Do you take a test like architects? Yes. It’s a two-day test with ten different sections.
Do you have to get continuing education units? Yes, eight CEUs per year to maintain certification.
But I still have to hire an architect to seal my plans, don’t I? In most instances, no. But I’ll ask you where your project is located, and we’ll discuss your need for the plans to be sealed. Here in Texas, local governing and permitting bodies decide whether a CPBD certification seal can be used. A huge percentage of governing bodies in Texas allow the CPBD seal in addition to an architect’s or engineer’s seal.
So what do I get from you if I hire you? It depends on your project and what has to be done for it to be permitted and built.

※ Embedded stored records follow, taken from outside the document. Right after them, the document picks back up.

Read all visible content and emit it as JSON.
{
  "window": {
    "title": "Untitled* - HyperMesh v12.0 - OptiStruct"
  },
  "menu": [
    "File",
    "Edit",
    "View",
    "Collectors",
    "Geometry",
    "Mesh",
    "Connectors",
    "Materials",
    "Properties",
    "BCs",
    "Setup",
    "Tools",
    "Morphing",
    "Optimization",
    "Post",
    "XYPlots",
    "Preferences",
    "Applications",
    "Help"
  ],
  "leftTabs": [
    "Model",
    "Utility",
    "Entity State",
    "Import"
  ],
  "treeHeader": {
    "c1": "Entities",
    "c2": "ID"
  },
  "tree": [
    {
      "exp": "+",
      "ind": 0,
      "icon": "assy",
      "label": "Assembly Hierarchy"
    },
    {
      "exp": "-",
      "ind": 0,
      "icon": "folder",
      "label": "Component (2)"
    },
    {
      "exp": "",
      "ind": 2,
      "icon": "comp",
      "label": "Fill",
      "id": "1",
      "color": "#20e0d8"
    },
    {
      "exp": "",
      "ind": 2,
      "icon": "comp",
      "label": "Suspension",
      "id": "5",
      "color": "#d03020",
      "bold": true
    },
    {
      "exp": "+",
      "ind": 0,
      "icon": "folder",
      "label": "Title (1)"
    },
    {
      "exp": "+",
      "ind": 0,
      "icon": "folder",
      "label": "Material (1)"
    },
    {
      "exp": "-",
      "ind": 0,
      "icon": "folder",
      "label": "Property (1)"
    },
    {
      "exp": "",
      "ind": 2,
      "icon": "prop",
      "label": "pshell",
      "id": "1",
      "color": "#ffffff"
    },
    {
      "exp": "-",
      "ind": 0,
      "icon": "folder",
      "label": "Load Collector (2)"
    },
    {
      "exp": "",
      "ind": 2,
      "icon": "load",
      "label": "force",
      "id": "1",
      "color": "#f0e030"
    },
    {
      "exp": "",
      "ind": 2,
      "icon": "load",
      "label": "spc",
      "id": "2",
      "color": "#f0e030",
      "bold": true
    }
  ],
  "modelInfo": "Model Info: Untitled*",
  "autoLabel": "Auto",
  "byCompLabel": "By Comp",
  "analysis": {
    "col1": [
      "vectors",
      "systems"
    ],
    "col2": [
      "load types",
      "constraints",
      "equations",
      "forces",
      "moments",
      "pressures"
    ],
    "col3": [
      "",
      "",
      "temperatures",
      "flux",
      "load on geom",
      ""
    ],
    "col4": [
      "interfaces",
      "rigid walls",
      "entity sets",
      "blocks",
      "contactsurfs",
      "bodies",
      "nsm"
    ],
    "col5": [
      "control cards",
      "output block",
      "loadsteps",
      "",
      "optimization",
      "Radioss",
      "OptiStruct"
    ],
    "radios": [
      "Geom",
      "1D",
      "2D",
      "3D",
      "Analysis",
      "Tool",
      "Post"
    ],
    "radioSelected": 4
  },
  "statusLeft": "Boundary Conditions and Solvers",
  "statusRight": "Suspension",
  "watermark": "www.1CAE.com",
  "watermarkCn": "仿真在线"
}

Also, it depends on what more you want or need beyond design and plans. An example would be construction review, but the services offered vary between CPBD’s.
Essentially, a CPBD does the architectural design for your project and produces a complete set of construction documents. Your builder uses the plans to do a construction estimate for your project, take the plans to the governing authorities for permitting, and uses them to build your house.

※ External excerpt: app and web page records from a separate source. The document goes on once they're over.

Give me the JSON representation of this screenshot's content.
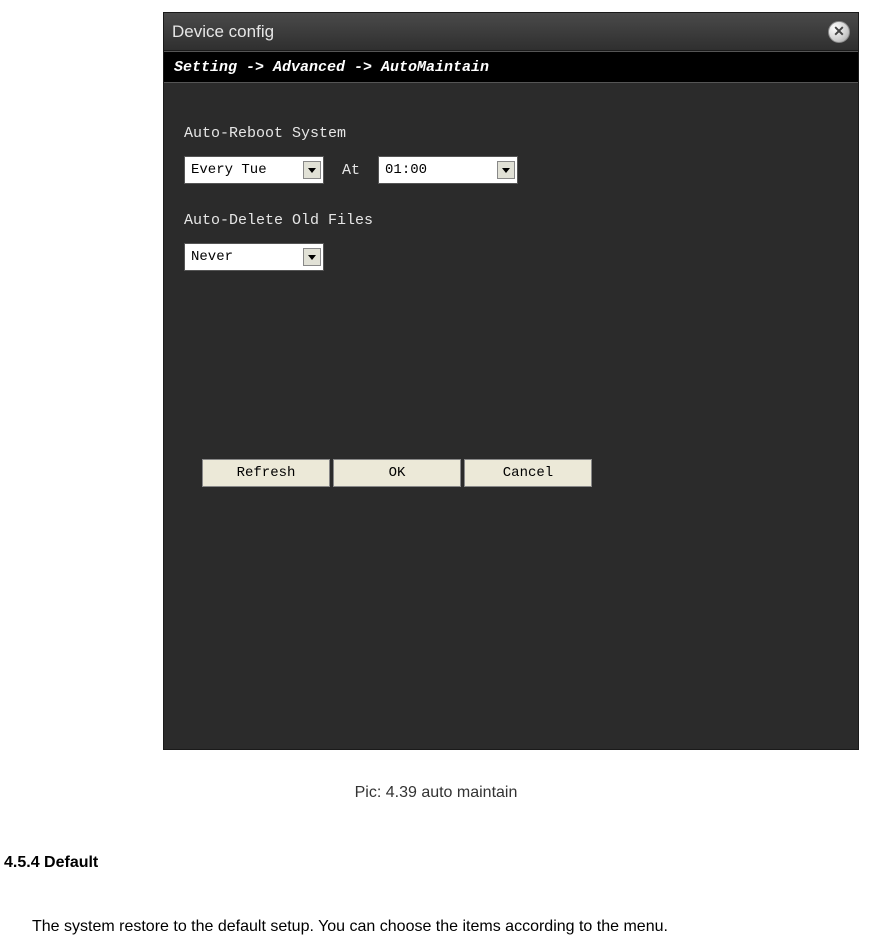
{
  "dialog": {
    "title": "Device config",
    "breadcrumb": "Setting -> Advanced -> AutoMaintain",
    "auto_reboot": {
      "label": "Auto-Reboot System",
      "day_value": "Every Tue",
      "at_label": "At",
      "time_value": "01:00"
    },
    "auto_delete": {
      "label": "Auto-Delete Old Files",
      "value": "Never"
    },
    "buttons": {
      "refresh": "Refresh",
      "ok": "OK",
      "cancel": "Cancel"
    }
  },
  "document": {
    "caption": "Pic: 4.39 auto maintain",
    "section_heading": "4.5.4 Default",
    "body_text": "The system restore to the default setup. You can choose the items according to the menu."
  }
}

Just like architects, a CPBD is legally bound to follow all applicable international or national building codes, city building codes and ordinances, as well as HOA or deed restrictions that govern over any construction project.
What about the engineering? Do you do that? In today’s world, we’ve advanced where even the greatest percentage of architects no longer handle the engineering for their own projects. It’s done through outside engineering firms -- hired separately -- that specialize in their chosen field of expertise. So, no, I don’t do the engineering. Not because I can’t, but because I simply choose not to.
So what’s the real reason I should hire you instead of an architect? Did you know -- most homes in Texas are designed by building designers instead of architects? Rather fascinating, isn’t it? That may not be the reason to hire us, but you certainly can’t ignore it. Some home owners hire a CPBD because we’re generally less expensive than architects. Some home owners believe we listen better and give better personal service. A typical CPBD’s focus is on designing a home for you, not for a particular architectural style or to rack up awards. Some home owners hire a CPBD because they find we’re more reachable on a personal level and it’s just a good personality fit. Maybe it’s simply because you like us!
I’m writing this blog not to persuade you that a CPBD is better than an architect – that would be incorrect. Instead, I simply want you to know you have a choice.
So what should I look for when hiring someone to design my home? In my 30-year career as a building designer, my simple observation is that home owners are most satisfied when they get a high level of personal service and attention. So start there. Whoever you hire do you feel like you’re getting or will get the kind of personal service you want?
To me, it’s so much more than just a design. Yes, a home should be pleasing to the eye while following design styles and theories. But more important, a home must function for the inhabitants. It simply needs to be a place they love to be in, a place where they can live and grow.
Tell me what questions to ask. Whether you hire an architect or a CBPD, designing and building a home can be a daunting process. Make sure the person you hire can walk you through the process and explain the things you need to know. Here are some things to consider:
• How long will this design and construction document process take? • What will it cost? • What level of personal service and attention can you expect? • Do they listen to what you want for the design? Or do you feel invisible? • Do they ask about how you live in your home and what you need? • Do they take the time to explain the process to you? • Does it seem like a good personality fit? • Can they design a home that fits your budget? • Are they willing to include your builder at the beginning to go through the design process with you? • Do they explain what they're doing and why? • Do they discuss the importance of the orientation of your home on your lot? • Do they talk about how design affects your comfort and energy savings? • Do they ask about special methods or materials you want to use in your home? For more information on Certified Professional Building Designers, please go to www.aibd.org or www.ncbdc.com.